- TASK REQUIREMENTS: Each line of the data that includes the string "will" is to be copied out.

- Data entries:
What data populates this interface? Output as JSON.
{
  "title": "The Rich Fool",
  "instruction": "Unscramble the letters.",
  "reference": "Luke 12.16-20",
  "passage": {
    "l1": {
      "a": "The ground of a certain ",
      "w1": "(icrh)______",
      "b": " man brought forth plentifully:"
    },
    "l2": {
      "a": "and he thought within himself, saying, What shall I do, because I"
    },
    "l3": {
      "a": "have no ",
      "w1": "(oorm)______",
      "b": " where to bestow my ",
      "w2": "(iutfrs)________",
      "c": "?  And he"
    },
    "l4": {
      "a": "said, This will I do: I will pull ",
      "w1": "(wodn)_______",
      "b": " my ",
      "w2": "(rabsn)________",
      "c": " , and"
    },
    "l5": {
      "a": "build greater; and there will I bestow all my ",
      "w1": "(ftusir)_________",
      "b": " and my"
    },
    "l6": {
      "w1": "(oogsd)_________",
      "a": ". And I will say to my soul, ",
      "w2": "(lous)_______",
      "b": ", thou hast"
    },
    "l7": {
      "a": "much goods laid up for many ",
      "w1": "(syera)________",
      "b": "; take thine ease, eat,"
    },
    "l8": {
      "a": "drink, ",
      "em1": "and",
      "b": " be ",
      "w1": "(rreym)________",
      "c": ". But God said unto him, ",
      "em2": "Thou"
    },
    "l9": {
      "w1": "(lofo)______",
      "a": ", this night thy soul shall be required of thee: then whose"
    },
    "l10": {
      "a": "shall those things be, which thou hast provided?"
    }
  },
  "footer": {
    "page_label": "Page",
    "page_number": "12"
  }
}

- OUTPUT:
      "a": "said, This will I do: I will pull ",
      "a": "build greater; and there will I bestow all my ",
      "a": ". And I will say to my soul, ",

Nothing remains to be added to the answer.